Impressionistic speckles blanket one hillside, Cubist shadows fracture another. One canvas has the delicate, dusty cast of a Whistler or an Eakins, another the queasy brilliance of Fauvism. Some figures recall those in Edward Curtis' photographs, chiseled and stolid, others the cartoonish everymen of Thomas Hart Benton. Some look as if they drifted out of a Hudson River School painting, others off the cover of a dime-store paperback. In Dixon's attitude toward the West, realism clearly battled sentiment, observation battled nostalgia. There was no obvious winner.
In a 1929 letter to the poet Sara Bard Field, Dixon wrote: "Long ago (1918) I had to make a choice between being 'modern' and being honest. After some experiments and self-searching I chose the less gaudy of the two."
In truth, the divide could not have been so clear. Though geographically removed from the nexus of Modernism -- New York -- Dixon was hardly immune to its radical effects. It rattles beneath the surface of even the most traditional compositions, resulting in a strange and often thrilling kind of tension: between a bulbous cluster of clouds and a jarringly shallow sky; lacy wisps of scrub and thick, blocky shadows; a spatially receding plain and a smooth, flat ribbon of pigment along the horizon.
The show's title is a bit of an overstatement: Not all these works are masterpieces. The scenes with figures are competent but lusterless, often generic. Dixon's white men -- first cowboys, then unemployed drifters in the "Forgotten Man" series he made during the Depression, while married to photographer Dorothea Lange -- are awkwardly idealized types. His Native Americans are stiff, depersonalized and uncomfortably fetishistic.
The vague unease that underlies the portraits, however, evaporates in the landscapes, which are vivid, passionate and deeply perceptive. Dixon is at his best in the great wide open, charting the sensuous interplay of horizon and sky. His compositions, though relatively straightforward at a glance, are engrossingly nuanced. He had an exquisite sense of color, and the delicacy of his orchestrations can be breathtaking: a sweep of violet across the crest of a mesa; the faint pink swelling in the belly of a cloud, a shock of electric blue in one corner of the sky.
What's curious, given the expansive nature of Dixon's subject, is how intimate this show feels. The landscapes, though outward-looking, are also touchingly solitary, windows into the soul of one man, alone in the wilderness, struggling to make sense of his surroundings.
Where: Pasadena Museum of California Art, 490 E. Union St., Pasadena

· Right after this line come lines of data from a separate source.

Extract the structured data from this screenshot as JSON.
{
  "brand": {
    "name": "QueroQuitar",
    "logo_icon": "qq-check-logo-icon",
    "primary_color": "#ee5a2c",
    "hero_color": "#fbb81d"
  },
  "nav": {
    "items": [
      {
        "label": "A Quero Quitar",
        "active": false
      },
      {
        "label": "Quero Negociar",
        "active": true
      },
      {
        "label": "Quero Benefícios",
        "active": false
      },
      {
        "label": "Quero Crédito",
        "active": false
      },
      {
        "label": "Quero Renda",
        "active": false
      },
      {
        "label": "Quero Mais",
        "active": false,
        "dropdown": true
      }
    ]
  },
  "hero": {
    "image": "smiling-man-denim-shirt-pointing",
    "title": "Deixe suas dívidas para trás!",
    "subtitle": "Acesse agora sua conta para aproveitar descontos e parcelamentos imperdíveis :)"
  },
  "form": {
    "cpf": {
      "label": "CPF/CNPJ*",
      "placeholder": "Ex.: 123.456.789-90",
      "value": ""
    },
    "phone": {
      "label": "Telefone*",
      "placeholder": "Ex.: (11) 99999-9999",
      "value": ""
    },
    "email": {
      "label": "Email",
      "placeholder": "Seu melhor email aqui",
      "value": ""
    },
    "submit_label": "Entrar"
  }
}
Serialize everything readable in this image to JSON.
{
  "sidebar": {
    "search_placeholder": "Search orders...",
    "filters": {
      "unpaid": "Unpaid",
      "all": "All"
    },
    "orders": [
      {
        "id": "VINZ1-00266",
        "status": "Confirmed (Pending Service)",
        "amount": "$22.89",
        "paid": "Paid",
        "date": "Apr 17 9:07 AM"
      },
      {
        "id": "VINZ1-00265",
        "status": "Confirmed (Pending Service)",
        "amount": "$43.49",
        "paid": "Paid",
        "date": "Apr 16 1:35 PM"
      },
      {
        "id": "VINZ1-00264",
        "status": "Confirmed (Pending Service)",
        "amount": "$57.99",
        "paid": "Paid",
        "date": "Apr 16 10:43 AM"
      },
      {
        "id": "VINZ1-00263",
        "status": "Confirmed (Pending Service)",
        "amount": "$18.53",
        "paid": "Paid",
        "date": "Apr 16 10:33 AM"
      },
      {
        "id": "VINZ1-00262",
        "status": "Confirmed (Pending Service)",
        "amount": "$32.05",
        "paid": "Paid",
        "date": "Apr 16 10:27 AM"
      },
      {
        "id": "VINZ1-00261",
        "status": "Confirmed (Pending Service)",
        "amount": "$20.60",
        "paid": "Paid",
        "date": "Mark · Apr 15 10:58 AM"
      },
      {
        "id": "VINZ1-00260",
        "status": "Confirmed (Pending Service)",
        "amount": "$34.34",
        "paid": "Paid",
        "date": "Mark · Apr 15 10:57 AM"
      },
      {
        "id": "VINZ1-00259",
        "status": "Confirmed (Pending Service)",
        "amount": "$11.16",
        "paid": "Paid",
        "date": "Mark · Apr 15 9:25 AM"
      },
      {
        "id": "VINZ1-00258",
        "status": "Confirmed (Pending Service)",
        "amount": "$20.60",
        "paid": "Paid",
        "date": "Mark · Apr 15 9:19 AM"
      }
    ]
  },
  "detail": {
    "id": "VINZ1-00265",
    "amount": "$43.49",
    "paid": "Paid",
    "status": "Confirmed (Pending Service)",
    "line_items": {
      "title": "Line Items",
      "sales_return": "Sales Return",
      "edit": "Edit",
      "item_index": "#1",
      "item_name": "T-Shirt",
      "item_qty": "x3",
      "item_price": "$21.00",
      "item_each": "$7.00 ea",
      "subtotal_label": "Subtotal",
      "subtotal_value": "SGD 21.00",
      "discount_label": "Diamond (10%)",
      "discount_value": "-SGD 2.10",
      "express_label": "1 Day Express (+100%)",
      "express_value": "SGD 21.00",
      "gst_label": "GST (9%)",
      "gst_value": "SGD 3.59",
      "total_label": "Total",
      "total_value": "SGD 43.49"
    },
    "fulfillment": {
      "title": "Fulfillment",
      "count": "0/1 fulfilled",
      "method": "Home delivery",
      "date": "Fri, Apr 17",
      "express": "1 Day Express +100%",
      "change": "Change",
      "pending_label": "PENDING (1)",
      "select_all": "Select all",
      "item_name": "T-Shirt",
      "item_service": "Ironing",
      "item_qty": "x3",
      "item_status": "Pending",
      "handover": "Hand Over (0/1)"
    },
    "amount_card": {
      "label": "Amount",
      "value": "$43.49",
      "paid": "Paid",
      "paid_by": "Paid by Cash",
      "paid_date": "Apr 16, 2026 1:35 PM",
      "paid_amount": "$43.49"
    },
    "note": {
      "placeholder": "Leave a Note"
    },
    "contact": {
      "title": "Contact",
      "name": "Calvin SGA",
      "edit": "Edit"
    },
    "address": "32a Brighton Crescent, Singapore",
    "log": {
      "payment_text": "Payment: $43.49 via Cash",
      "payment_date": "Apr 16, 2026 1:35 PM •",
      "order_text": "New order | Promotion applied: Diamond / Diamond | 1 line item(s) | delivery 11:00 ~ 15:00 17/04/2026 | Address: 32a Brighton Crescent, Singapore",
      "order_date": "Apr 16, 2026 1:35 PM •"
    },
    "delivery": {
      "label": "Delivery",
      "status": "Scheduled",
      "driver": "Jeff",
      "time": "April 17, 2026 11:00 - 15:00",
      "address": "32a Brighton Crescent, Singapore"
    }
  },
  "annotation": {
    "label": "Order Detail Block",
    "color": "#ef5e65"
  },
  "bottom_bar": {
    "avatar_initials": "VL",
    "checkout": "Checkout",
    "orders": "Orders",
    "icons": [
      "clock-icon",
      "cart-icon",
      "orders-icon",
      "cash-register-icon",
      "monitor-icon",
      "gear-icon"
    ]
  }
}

When: Noon to 5 p.m. Wednesdays through Sundays
Ends: Aug. 12
Price: $6 adults, $4 seniors and students (free the first Friday of the month)
Contact: (626) 568-3665 or www.pmcaonline.org